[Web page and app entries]
———

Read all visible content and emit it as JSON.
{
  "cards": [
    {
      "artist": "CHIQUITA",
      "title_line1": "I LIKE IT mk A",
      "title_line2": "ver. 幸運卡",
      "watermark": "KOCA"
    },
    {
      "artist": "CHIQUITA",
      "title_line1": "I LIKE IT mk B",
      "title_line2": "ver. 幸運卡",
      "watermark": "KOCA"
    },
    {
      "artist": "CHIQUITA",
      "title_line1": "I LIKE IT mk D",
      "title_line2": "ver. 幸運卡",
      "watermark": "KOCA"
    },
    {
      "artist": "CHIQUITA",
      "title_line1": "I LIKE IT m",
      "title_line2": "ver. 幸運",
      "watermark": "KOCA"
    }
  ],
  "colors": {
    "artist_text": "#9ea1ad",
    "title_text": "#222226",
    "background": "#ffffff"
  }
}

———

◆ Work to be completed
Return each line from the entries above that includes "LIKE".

◆ Response for this exercise
      "title_line1": "I LIKE IT mk A",
      "title_line1": "I LIKE IT mk B",
      "title_line1": "I LIKE IT mk D",
      "title_line1": "I LIKE IT m",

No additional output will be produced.